I’m still not quite sure what it is that has happened over the last few days but this morning when I was washing the dishes in the large communal kitchen tears started welling up inside me and I felt a deep velvety sadness about leaving this place. I had spent less than a week at The Barn in Sharpham with a group of ten other people I had never met before in my life. It is astonishing how quickly you can build bonds as a community when you do the right things together: meditate, work on the land, prepare food, eat, communicate openly without using sarcasm as a shield, sing, and be silent.
The retreat house is a beautiful old stone building set on a hillside amid woodland and open fields. I arrived late afternoon on Sunday, chose my room (“The Owl”) and had a cup of tea with the rest of the group in the sitting room overlooking the valley and the river below. I don’t think I had any particular expectations before I came – I just felt stressed out and was looking forward to a week without my mobile phone and the daily commute to the office. I was also hoping to progress a bit in my daily meditation practice without knowing what that actually meant to me. I felt relieved that the other retreatants seemed to be very normal people – or as Paul put it on our last day: “I’m glad you were not a bunch of hippies.”
The days at The Barn went quietly yet were filled with very nurturing experiences. Good conversations, heart-felt smiles, beautiful food, walks in the country. Every morning we got up at 6.20 am in complete silence and started the first mediation session at 6.50 am. After that we worked in the house until breakfast was ready around 8 am but kept silent until 9 am. In the mornings we did some gardening or other tasks around the house. I really liked working in the polytunnels, the hot and humid micro-climate and the smell of wet soil. A second sitting started at 12.20 pm. Lunch was prepared each day by two of our group and we all ate together. The afternoons were free until evening meditation, on some days teachers came to the house and gave talks. Silence started again at 9 pm.
Wednesday was “Silent Day” where we didn’t speak with each other at all. That doesn’t mean that there was no communication. It was my turn to prepare lunch together with Barry and we used sign language and little hand-written notes to co-ordinate what we were doing. Having lunch silently didn’t feel that strange actually but when we gathered around the table in the evening each with our bits and bites to eat I felt a bit awkward for the first time. What do you do when small talk is not an option? I admit I left the table earlier than I normally would have and went for a walk up the hills from where I had a beautiful view over the river. All in all the day had gone by easily and I felt very present. I remember the grass glittering silvery in the evening sun and there was no sound but the wind.

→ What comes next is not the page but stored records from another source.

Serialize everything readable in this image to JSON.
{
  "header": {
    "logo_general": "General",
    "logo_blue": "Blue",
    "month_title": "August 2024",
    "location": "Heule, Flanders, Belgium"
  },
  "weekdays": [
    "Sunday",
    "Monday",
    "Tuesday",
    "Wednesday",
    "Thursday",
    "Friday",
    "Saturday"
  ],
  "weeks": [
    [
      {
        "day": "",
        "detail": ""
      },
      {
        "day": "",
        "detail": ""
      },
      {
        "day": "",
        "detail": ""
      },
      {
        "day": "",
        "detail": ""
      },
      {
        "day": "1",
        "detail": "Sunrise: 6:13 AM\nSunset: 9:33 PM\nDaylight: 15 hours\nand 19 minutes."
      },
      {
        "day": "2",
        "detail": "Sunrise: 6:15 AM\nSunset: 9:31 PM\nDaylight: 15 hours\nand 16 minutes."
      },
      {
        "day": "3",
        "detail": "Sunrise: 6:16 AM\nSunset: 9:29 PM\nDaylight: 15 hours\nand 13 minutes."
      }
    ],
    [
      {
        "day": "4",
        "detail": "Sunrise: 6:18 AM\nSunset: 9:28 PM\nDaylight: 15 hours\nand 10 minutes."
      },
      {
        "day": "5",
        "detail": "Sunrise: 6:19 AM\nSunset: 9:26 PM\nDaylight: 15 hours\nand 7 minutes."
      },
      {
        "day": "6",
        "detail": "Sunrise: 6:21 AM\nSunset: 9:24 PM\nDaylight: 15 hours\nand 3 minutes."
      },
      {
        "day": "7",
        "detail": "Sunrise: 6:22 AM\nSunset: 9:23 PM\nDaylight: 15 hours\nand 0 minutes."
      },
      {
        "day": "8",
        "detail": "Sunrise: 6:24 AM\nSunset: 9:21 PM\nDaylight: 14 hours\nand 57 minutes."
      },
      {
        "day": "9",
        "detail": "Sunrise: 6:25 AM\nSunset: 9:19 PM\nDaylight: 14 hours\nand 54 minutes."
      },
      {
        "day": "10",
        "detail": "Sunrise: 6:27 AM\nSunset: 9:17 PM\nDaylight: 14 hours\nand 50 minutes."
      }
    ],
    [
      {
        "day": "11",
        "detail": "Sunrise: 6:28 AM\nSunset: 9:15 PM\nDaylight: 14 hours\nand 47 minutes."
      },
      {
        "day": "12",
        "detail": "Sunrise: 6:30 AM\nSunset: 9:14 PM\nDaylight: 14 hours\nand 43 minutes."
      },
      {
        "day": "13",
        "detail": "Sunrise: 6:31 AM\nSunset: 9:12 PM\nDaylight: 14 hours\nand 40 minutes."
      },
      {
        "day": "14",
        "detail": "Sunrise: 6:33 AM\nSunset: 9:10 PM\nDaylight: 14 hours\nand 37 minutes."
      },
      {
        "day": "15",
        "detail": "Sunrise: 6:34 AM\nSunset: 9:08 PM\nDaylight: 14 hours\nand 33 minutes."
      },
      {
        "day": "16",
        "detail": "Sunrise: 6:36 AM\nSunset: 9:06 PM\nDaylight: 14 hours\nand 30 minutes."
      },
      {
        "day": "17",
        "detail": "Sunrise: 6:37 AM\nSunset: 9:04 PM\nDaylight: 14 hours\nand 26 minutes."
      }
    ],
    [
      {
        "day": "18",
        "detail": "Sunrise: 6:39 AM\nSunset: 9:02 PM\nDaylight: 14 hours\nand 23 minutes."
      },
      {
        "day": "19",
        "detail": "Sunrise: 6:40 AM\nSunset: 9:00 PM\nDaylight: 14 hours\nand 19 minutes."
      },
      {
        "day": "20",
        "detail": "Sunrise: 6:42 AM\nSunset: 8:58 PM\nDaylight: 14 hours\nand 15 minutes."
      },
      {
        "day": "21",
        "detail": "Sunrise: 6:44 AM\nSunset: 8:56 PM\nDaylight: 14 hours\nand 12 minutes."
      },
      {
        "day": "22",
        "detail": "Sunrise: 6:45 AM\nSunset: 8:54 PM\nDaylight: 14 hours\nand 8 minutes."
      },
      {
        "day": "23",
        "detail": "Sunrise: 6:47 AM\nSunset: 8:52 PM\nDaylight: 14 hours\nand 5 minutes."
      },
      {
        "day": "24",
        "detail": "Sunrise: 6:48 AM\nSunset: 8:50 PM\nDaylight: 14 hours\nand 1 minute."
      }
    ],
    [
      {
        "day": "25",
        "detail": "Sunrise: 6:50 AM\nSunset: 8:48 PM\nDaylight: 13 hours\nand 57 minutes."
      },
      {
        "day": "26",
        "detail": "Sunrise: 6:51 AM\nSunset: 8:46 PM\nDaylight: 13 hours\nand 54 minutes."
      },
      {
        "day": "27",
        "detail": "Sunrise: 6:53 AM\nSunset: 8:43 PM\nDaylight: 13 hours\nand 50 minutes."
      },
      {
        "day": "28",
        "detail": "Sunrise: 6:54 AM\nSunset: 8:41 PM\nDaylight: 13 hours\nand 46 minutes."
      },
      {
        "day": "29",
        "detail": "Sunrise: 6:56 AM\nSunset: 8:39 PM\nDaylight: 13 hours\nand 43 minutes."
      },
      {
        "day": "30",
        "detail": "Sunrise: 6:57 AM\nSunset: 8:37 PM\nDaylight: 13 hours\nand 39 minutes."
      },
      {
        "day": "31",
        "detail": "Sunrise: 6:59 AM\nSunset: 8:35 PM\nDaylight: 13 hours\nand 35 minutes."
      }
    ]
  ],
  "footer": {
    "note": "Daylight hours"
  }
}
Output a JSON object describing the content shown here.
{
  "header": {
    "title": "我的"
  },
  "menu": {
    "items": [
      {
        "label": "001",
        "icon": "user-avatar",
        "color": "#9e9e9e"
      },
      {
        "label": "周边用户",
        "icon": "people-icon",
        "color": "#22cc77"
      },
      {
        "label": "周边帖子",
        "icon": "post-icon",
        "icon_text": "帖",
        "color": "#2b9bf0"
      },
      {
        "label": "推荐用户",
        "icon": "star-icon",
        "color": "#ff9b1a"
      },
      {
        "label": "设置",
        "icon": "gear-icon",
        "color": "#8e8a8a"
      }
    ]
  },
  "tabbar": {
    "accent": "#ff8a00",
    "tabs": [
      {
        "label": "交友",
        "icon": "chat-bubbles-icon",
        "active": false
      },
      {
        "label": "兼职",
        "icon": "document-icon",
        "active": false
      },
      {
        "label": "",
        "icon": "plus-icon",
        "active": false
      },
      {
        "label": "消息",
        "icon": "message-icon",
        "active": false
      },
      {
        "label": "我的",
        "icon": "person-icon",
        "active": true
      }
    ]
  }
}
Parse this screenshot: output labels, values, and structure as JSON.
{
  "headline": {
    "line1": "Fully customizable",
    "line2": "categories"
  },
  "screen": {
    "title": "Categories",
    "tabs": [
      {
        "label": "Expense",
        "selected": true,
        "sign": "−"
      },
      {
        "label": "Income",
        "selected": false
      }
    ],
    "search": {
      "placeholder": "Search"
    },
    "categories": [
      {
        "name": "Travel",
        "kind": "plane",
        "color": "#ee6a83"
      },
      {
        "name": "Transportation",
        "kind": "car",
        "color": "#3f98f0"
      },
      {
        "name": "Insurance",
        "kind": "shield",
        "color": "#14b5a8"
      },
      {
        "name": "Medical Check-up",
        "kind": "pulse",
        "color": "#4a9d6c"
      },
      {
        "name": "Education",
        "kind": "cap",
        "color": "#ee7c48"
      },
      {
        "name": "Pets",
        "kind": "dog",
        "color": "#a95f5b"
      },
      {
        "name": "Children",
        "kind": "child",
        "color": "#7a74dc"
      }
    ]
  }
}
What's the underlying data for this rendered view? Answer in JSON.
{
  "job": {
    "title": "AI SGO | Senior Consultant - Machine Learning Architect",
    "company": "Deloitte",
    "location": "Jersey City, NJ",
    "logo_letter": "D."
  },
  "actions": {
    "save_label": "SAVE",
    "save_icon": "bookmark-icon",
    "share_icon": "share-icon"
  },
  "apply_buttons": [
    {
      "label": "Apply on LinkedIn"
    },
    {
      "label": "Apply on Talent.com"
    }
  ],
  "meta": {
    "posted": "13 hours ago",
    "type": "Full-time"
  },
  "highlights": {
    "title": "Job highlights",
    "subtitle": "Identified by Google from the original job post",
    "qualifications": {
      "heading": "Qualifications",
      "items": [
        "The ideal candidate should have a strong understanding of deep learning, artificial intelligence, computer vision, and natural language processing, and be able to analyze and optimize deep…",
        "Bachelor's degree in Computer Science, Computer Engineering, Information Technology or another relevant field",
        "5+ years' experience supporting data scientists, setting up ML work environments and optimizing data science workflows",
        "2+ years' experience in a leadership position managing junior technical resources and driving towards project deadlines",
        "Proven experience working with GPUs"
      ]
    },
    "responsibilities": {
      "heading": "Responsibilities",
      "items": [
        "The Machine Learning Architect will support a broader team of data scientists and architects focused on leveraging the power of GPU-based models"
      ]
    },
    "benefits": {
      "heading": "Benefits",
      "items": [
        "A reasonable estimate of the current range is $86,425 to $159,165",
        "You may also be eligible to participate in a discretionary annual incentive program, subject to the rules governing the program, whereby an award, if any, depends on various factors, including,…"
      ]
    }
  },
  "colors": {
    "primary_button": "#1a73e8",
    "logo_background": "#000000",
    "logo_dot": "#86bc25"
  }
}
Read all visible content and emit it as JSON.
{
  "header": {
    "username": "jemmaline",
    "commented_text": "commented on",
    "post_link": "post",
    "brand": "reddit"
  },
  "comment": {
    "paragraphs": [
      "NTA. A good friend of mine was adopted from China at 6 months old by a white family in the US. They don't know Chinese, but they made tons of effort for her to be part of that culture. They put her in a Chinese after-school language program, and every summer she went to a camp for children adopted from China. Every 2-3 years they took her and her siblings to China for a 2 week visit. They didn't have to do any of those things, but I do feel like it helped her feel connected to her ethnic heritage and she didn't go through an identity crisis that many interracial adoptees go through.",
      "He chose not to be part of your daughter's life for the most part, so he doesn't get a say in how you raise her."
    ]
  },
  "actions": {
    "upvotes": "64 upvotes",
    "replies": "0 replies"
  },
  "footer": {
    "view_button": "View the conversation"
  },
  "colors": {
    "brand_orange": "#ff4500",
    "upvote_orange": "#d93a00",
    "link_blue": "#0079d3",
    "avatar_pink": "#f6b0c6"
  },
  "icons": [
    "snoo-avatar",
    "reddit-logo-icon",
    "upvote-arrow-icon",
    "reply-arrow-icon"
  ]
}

By the end of the week I felt very much at home at The Barn. Before I came I had wondered if I would feel resistance against the schedule, the meditation, maybe even the people, but nothing of that happened. Quite the opposite I felt I could easily have stayed longer, working, eating and meditating with the same group of people around me every day. I had always been very skeptic about communal living but now, for the first time, I felt it was actually possible. Jane told me about her own ideas to create a beautiful community somewhere in the countryside. It’s not an easy decision though to invest in a vision like that. For me it resembles a leap off a steep cliff.
On our last evening we shared our thoughts about what we would take with us from the retreat. I felt very grounded and very much like myself. No major revelations over the course of the week, I said, but things that had been lurking in the shadows, things I had somehow been aware of but not acknowledged or not taken seriously had started stepping out into daylight. I thought it was good to be clear about things and then work on them when back home.
And on the way “back home” it hit me. Yes, things had become clear to me but what that really meant I only understood when the panic inside me was growing while the train was approaching Paddington station. I didn’t want to put on this London persona again with her blow-dried hair, false smiles and hectic busyness; the persona that I had peeled off my skin layer by layer, silenced by keeping silent, starved through acceptance of myself. I have uncovered this shy little self again that isn’t interested in pension plans, Groupon deals or spring sales. I have nurtured it, petted it and encouraged it to man up a bit. I hope it won’t go to sleep again and I’m excited to see where it will take me. But I have a feeling things will not become easier. It might take a leap off a cliff, even if a tiny one.